Dear All About Jazz Readers,

If you're familiar with All About Jazz, you know that we've dedicated over two decades to supporting jazz as an art form, and more importantly, the creative musicians who make it. Our enduring commitment has made All About Jazz one of the most culturally important websites of its kind in the world reaching hundreds of thousands of readers every month. However, to expand our offerings and develop new means to foster jazz discovery we need your help.

You can become a sustaining member for a modest $20 and in return, we'll immediately hide those pesky Google ads PLUS deliver exclusive content and provide access to future articles for a full year! This combination will not only improve your AAJ experience, it will allow us to continue to rigorously build on the great work we first started in 1995. Read on to view our project ideas...

39

An Ode to Vinyl

Geoff Anderson By

Sign in to view read count
Snap, crackle, pop! Is that the sound of a bowl of Rice Krispies or an abused record? In a blind test, 7 out of 10 listeners couldn't tell the difference between a record from a broken home and milk activating that morning bowl of puffed air. It's a sad fact: records can sound dreadful. Yet...Records are back. And, ironically, one of the main reasons for their unlikely resurgence is because of their great sound quality. But can anyone really tell?

Yes, records are back. But, like so many things suffering from trends, they never really went away; they've just become popular again. Is their revival due to their superior sound quality or is this just another fad? Maybe the first question to ask is, "Superior to what?" If the comparison is to a highly compressed MP3 file, maybe so. If the comparison is to a compact disc, maybe so. But maybe not. It all depends. But more on the comparison idea in a bit. First, let's inspect those records.

The Vinyl Love Affair

I love records. I've been listening to, buying and collecting records for well over 50 years. For decades, they were far and away the highest quality audio source available. For much of their existence, tape was their main competitor: reel to reel, cassette and the ghastly 8-track. With good equipment, records were the first format to offer true high-fidelity sound.
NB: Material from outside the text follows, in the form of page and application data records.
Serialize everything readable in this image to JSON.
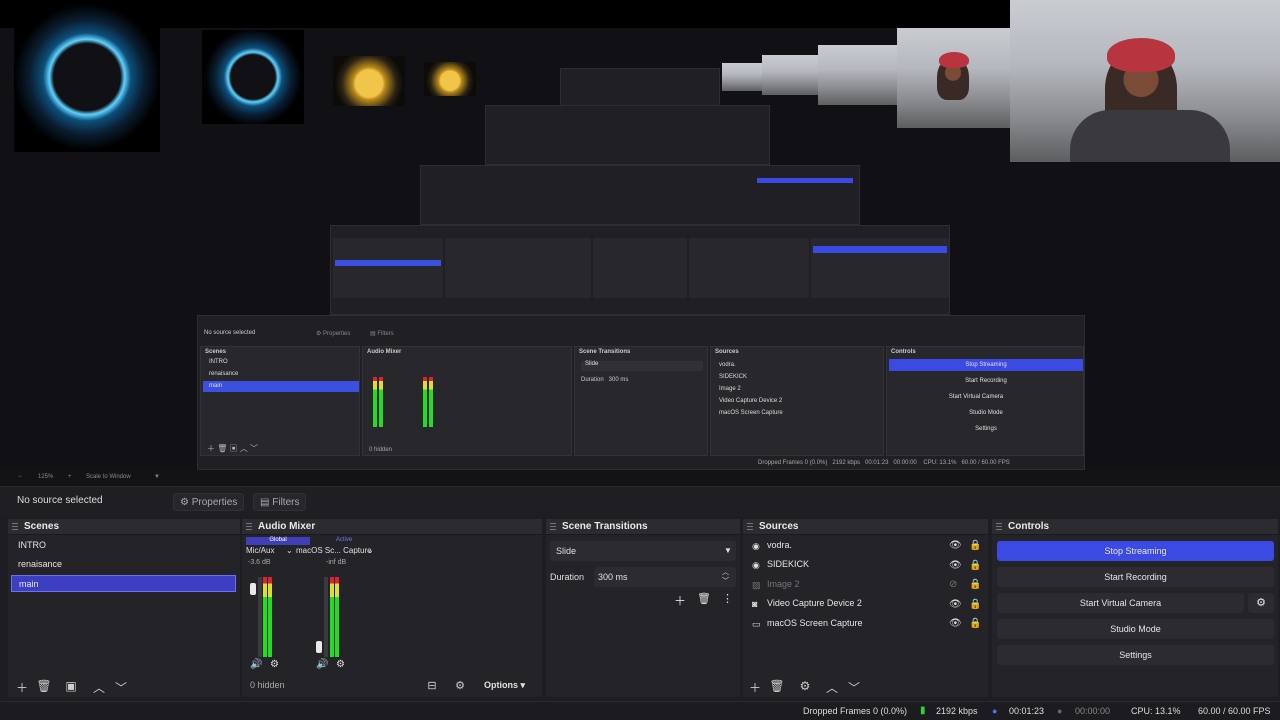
{
  "source_bar": {
    "status": "No source selected",
    "properties_label": "Properties",
    "filters_label": "Filters"
  },
  "zoom_bar": {
    "zoom": "125%",
    "scale_mode": "Scale to Window"
  },
  "scenes": {
    "title": "Scenes",
    "items": [
      "INTRO",
      "renaisance",
      "main"
    ],
    "selected": "main"
  },
  "audio_mixer": {
    "title": "Audio Mixer",
    "col1_header": "Global",
    "col2_header": "Active",
    "channel1_name": "Mic/Aux",
    "channel1_db": "-3.6 dB",
    "channel2_name": "macOS Sc... Capture",
    "channel2_db": "-inf dB",
    "hidden_count": "0 hidden",
    "options_label": "Options"
  },
  "scene_transitions": {
    "title": "Scene Transitions",
    "transition": "Slide",
    "duration_label": "Duration",
    "duration_value": "300 ms"
  },
  "sources": {
    "title": "Sources",
    "items": [
      "vodra.",
      "SIDEKICK",
      "Image 2",
      "Video Capture Device 2",
      "macOS Screen Capture"
    ]
  },
  "controls": {
    "title": "Controls",
    "stop_streaming": "Stop Streaming",
    "start_recording": "Start Recording",
    "start_virtual_camera": "Start Virtual Camera",
    "studio_mode": "Studio Mode",
    "settings": "Settings"
  },
  "status_bar": {
    "dropped_frames": "Dropped Frames 0 (0.0%)",
    "bitrate": "2192 kbps",
    "stream_time": "00:01:23",
    "record_time": "00:00:00",
    "cpu": "CPU: 13.1%",
    "fps": "60.00 / 60.00 FPS"
  },
  "colors": {
    "accent": "#3c4ae4",
    "scene_selected": "#3c3fc2",
    "panel_bg": "#232328"
  }
}
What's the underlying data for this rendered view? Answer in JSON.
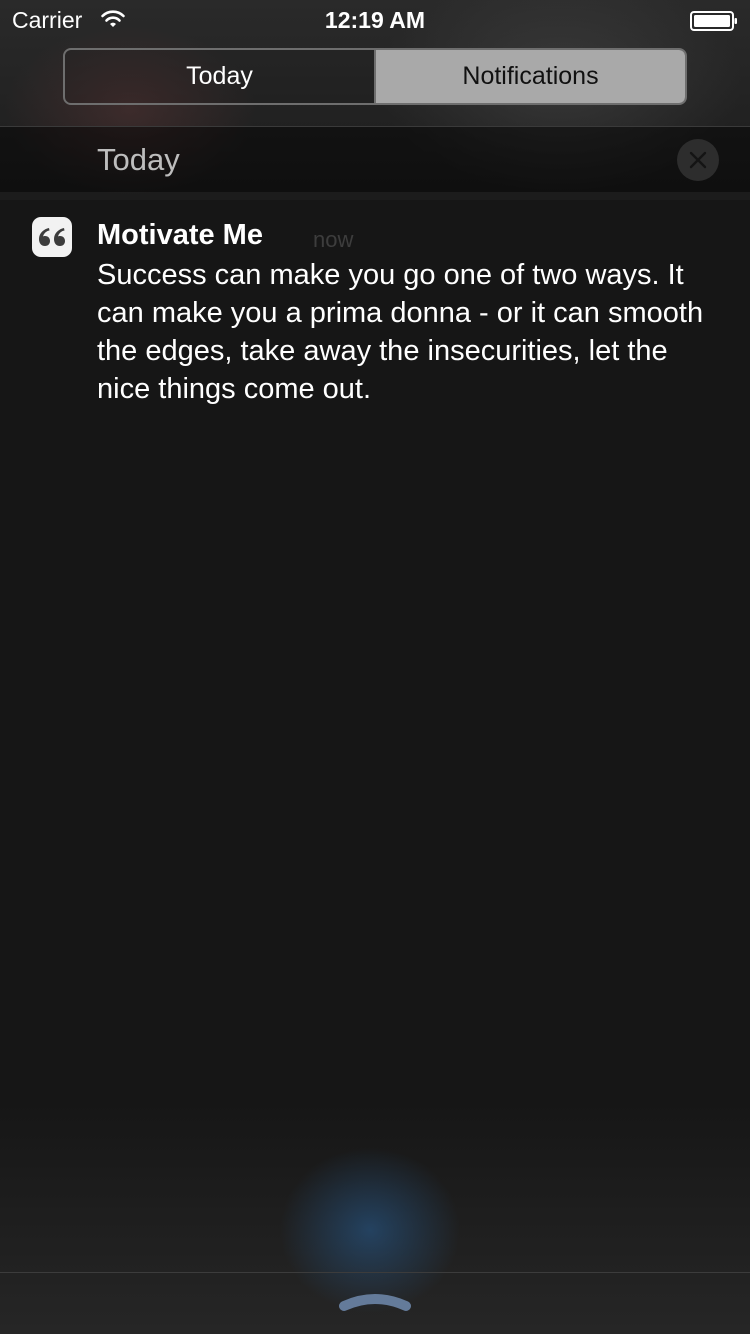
{
  "status_bar": {
    "carrier": "Carrier",
    "time": "12:19 AM",
    "wifi_icon": "wifi-icon",
    "battery_icon": "battery-icon"
  },
  "tabs": [
    {
      "label": "Today",
      "selected": false
    },
    {
      "label": "Notifications",
      "selected": true
    }
  ],
  "section": {
    "title": "Today",
    "clear_icon": "close-icon"
  },
  "notification": {
    "app_icon": "quote-icon",
    "app_name": "Motivate Me",
    "time": "now",
    "message": "Success can make you go one of two ways. It can make you a prima donna - or it can smooth the edges, take away the insecurities, let the nice things come out."
  },
  "grabber_icon": "chevron-up-grabber-icon",
  "colors": {
    "selected_tab_bg": "#a9a9a9",
    "background": "#161616",
    "section_title": "#bdbdbd"
  }
}
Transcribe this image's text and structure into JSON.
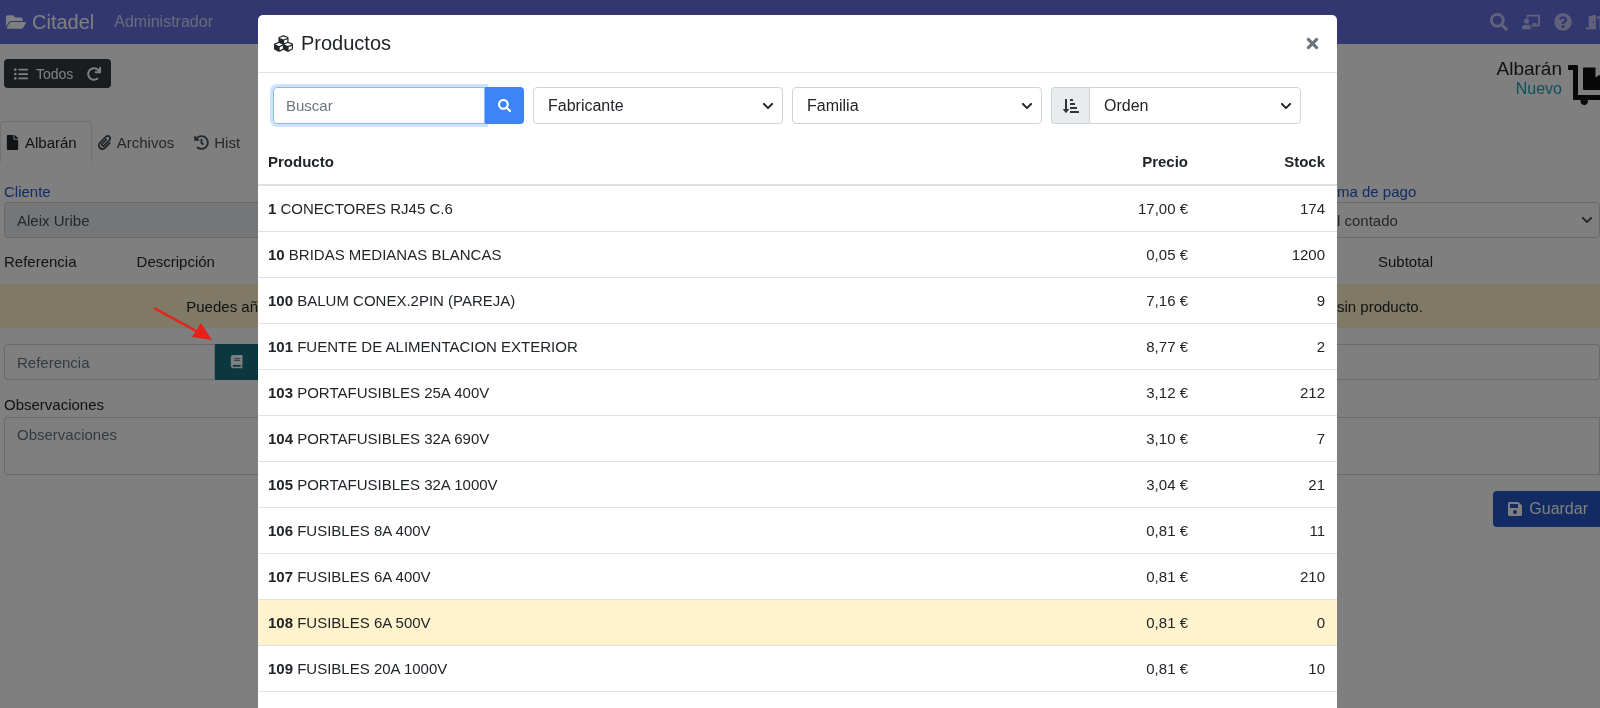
{
  "navbar": {
    "brand": "Citadel",
    "menu": [
      "Administrador"
    ]
  },
  "toolbar": {
    "all_button": "Todos",
    "document_title": "Albarán",
    "document_status": "Nuevo"
  },
  "tabs": [
    {
      "label": "Albarán",
      "selected": true
    },
    {
      "label": "Archivos",
      "selected": false
    },
    {
      "label": "Hist",
      "selected": false
    }
  ],
  "form": {
    "client_label": "Cliente",
    "client_value": "Aleix Uribe",
    "payment_label": "ma de pago",
    "payment_value": "l contado"
  },
  "lines": {
    "columns": [
      "Referencia",
      "Descripción",
      "Subtotal"
    ],
    "notice_start": "Puedes añ",
    "notice_end": "sin producto.",
    "reference_placeholder": "Referencia"
  },
  "observations": {
    "label": "Observaciones",
    "placeholder": "Observaciones"
  },
  "save_button": "Guardar",
  "modal": {
    "title": "Productos",
    "search_placeholder": "Buscar",
    "filters": [
      "Fabricante",
      "Familia"
    ],
    "sort": "Orden",
    "columns": [
      "Producto",
      "Precio",
      "Stock"
    ],
    "rows": [
      {
        "code": "1",
        "name": "CONECTORES RJ45 C.6",
        "price": "17,00 €",
        "stock": "174",
        "highlighted": false
      },
      {
        "code": "10",
        "name": "BRIDAS MEDIANAS BLANCAS",
        "price": "0,05 €",
        "stock": "1200",
        "highlighted": false
      },
      {
        "code": "100",
        "name": "BALUM CONEX.2PIN (PAREJA)",
        "price": "7,16 €",
        "stock": "9",
        "highlighted": false
      },
      {
        "code": "101",
        "name": "FUENTE DE ALIMENTACION EXTERIOR",
        "price": "8,77 €",
        "stock": "2",
        "highlighted": false
      },
      {
        "code": "103",
        "name": "PORTAFUSIBLES 25A 400V",
        "price": "3,12 €",
        "stock": "212",
        "highlighted": false
      },
      {
        "code": "104",
        "name": "PORTAFUSIBLES 32A 690V",
        "price": "3,10 €",
        "stock": "7",
        "highlighted": false
      },
      {
        "code": "105",
        "name": "PORTAFUSIBLES 32A 1000V",
        "price": "3,04 €",
        "stock": "21",
        "highlighted": false
      },
      {
        "code": "106",
        "name": "FUSIBLES 8A 400V",
        "price": "0,81 €",
        "stock": "11",
        "highlighted": false
      },
      {
        "code": "107",
        "name": "FUSIBLES 6A 400V",
        "price": "0,81 €",
        "stock": "210",
        "highlighted": false
      },
      {
        "code": "108",
        "name": "FUSIBLES 6A 500V",
        "price": "0,81 €",
        "stock": "0",
        "highlighted": true
      },
      {
        "code": "109",
        "name": "FUSIBLES 20A 1000V",
        "price": "0,81 €",
        "stock": "10",
        "highlighted": false
      }
    ]
  }
}
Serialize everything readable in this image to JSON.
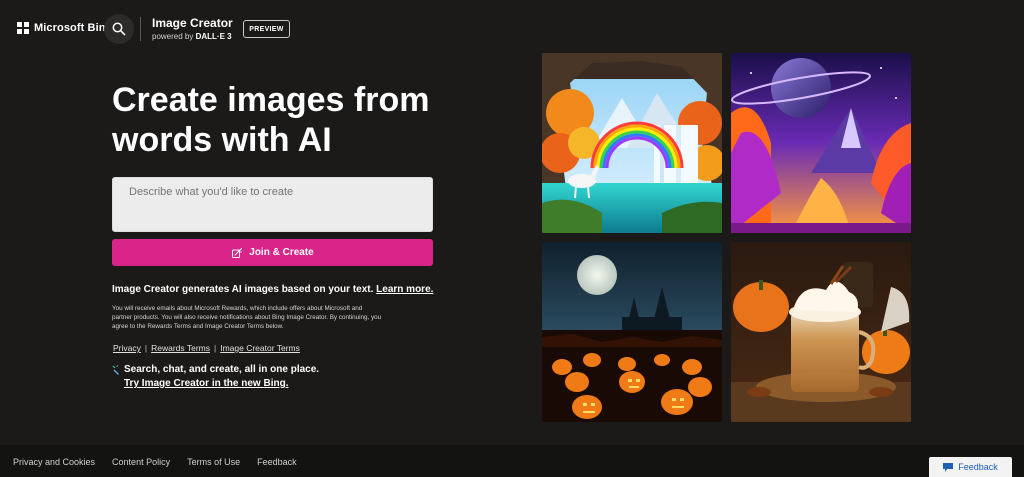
{
  "header": {
    "brand": "Microsoft Bing",
    "app_title": "Image Creator",
    "powered_prefix": "powered by",
    "powered_model": "DALL·E 3",
    "badge": "PREVIEW"
  },
  "hero": {
    "title": "Create images from words with AI",
    "prompt_placeholder": "Describe what you'd like to create",
    "join_button": "Join & Create",
    "info_text": "Image Creator generates AI images based on your text.",
    "info_link": "Learn more.",
    "fine_print": "You will receive emails about Microsoft Rewards, which include offers about Microsoft and partner products. You will also receive notifications about Bing Image Creator. By continuing, you agree to the Rewards Terms and Image Creator Terms below.",
    "legal_links": [
      "Privacy",
      "Rewards Terms",
      "Image Creator Terms"
    ],
    "legal_separator": "|",
    "promo_title": "Search, chat, and create, all in one place.",
    "promo_link": "Try Image Creator in the new Bing."
  },
  "gallery": {
    "images": [
      {
        "name": "fantasy-waterfall-unicorn"
      },
      {
        "name": "alien-planet-landscape"
      },
      {
        "name": "halloween-pumpkin-field"
      },
      {
        "name": "pumpkin-spice-latte"
      }
    ]
  },
  "footer": {
    "links": [
      "Privacy and Cookies",
      "Content Policy",
      "Terms of Use",
      "Feedback"
    ],
    "feedback_button": "Feedback"
  },
  "colors": {
    "background": "#1b1a19",
    "accent": "#d9248a",
    "footer": "#131312"
  },
  "icons": [
    "microsoft-logo-icon",
    "search-icon",
    "magic-create-icon",
    "sparkle-icon",
    "feedback-chat-icon"
  ]
}
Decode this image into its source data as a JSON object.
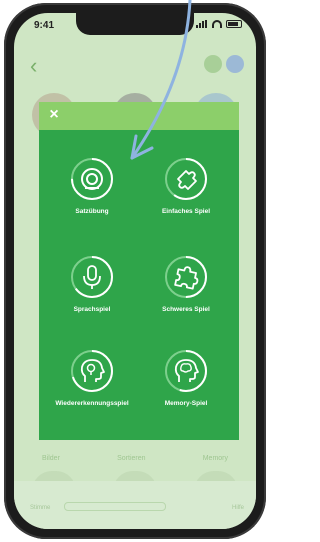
{
  "status_bar": {
    "time": "9:41"
  },
  "background": {
    "labels": [
      "Bilder",
      "Sortieren",
      "Memory"
    ],
    "bottom_left": "Stimme",
    "bottom_right": "Hilfe"
  },
  "modal": {
    "close_label": "×",
    "tiles": [
      {
        "label": "Satzübung",
        "icon": "target-icon",
        "progress": 0.75
      },
      {
        "label": "Einfaches Spiel",
        "icon": "puzzle-piece-icon",
        "progress": 0.6
      },
      {
        "label": "Sprachspiel",
        "icon": "microphone-icon",
        "progress": 0.65
      },
      {
        "label": "Schweres Spiel",
        "icon": "puzzle-piece-icon",
        "progress": 0.5
      },
      {
        "label": "Wiedererkennungsspiel",
        "icon": "brain-head-icon",
        "progress": 0.7
      },
      {
        "label": "Memory-Spiel",
        "icon": "brain-head-icon",
        "progress": 0.55
      }
    ]
  },
  "colors": {
    "modal_green": "#2fa54a",
    "modal_header": "#8ccf6a",
    "arrow": "#8eb3e0"
  }
}
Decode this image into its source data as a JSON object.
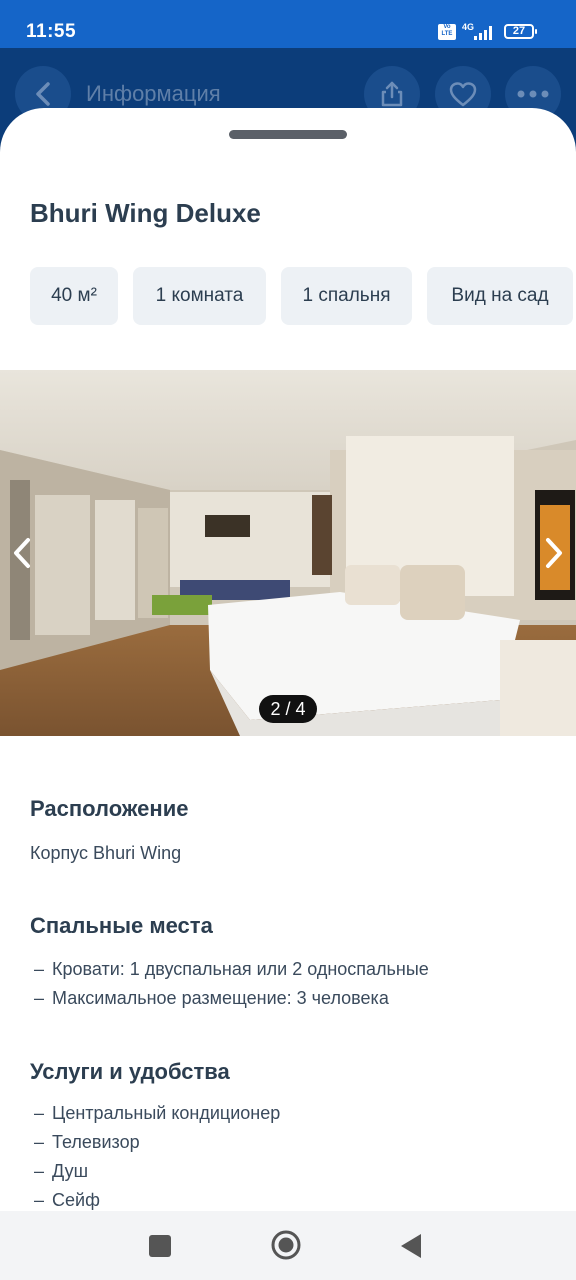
{
  "status_bar": {
    "time": "11:55",
    "volte": "Vo LTE",
    "network": "4G",
    "battery": "27"
  },
  "app_bar": {
    "title": "Информация"
  },
  "room": {
    "title": "Bhuri Wing Deluxe",
    "chips": [
      "40 м²",
      "1 комната",
      "1 спальня",
      "Вид на сад"
    ]
  },
  "gallery": {
    "counter": "2 / 4"
  },
  "sections": {
    "location": {
      "title": "Расположение",
      "text": "Корпус Bhuri Wing"
    },
    "beds": {
      "title": "Спальные места",
      "items": [
        "Кровати: 1 двуспальная или 2 односпальные",
        "Максимальное размещение: 3 человека"
      ]
    },
    "amenities": {
      "title": "Услуги и удобства",
      "items": [
        "Центральный кондиционер",
        "Телевизор",
        "Душ",
        "Сейф"
      ]
    }
  },
  "colors": {
    "status_bar": "#1565c8",
    "app_bar": "#0c3d7a",
    "text": "#2c3e50",
    "chip_bg": "#edf1f5"
  }
}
Match a good turntable with a really good cartridge, add numerous 15 inch woofers, hundreds of watts of pure, clean power and...ahh....sonic nirvana.

CDs came along in the '80s and pretty much did away with album cover art (and, almost, albums themselves). They were more expensive, but offered more music; 60 minutes or so compared to 38 or 40 minutes on vinyl. Then, the iPod hit the scene eliminating the physical product altogether. Now streaming's the thing, making the concept of "owning" music obsolete.

But now, records are back; something to hold onto; something to look at; something to watch spin around on the turntable; something to take care of (not unlike a pet). And of course, one cannot overlook the erotic aspects of vinyl. There's the hole in the middle, the spindle on the turntable, the circular motion, the ritualistic cleansing procedure and of course, the main event: the needle in the groove.

So records are fun. They can sound great, but not always. Are records delicate or durable? It depends almost entirely on the quality of their care. Properly handled and stored, records can remain in top shape and sound crisp and clear for decades; generations even. However, when mishandled, records can quickly degenerate into a scratchy, screechy mess far more likely to annoy than entertain. Back in records' heyday in the '60s and '70s, record abuse by the masses was as widespread and disheartening as disco music. Greasy fingers directly on the playing surface, stacking of records on "automatic" record players, leaving them lying around outside their jackets, and one of the worst sins of all: playing records with a penny taped to the tone arm; these are some of my least favorite things.

The reason I said records' durability depends "almost" entirely on the quality of their care, is because record production, again back in their heyday, was notoriously uneven. Some labels used virgin vinyl as a matter of course and all those records sounded great. A couple notable cases in point were German-manufactured records on the ECM label and most releases on Columbia. Other labels weren't so picky. Stories abounded of record labels that took their unsold records, melted them down, paper labels and all, and used the residue to print more records. The result was vinyl with a paper content sometimes as high as 7%. How does paper imbedded in vinyl sound? Pour the milk on those Rice Krispies and you'll see. Some records sounded like this right out of the shrink wrap.

I've been amused by seeing some "record players" available for sale lately where vinyl and CDs are sold. These are tiny, all-in-one units that come in their own little suit case. The platter to place the record on is about 7 inches in diameter so a 12 inch LP dangles off the edge. (A 45 fits nicely, however. Yippee!) The single speaker is built in (no stereo here). These are actually little more than toys. In fact, I still have one of those. (See "related photos," above) My parents gave it to me sometime in the early '60s, when I was about 5 or 6 years old. It had two controls: a knob for "On/Off/Volume" and another for "Tone." So, somebody is still making these things. Do you suppose people are playing $35, 180 gram audiophile pressings on these things? Undoubtedly. *Sigh*

Tags

comments powered by Disqus

Shop

Start your shopping here and you'll support All About Jazz in the process. Learn how.

Related Articles

The Audiophile
An Ode to Vinyl
By Geoff Anderson
February 9, 2016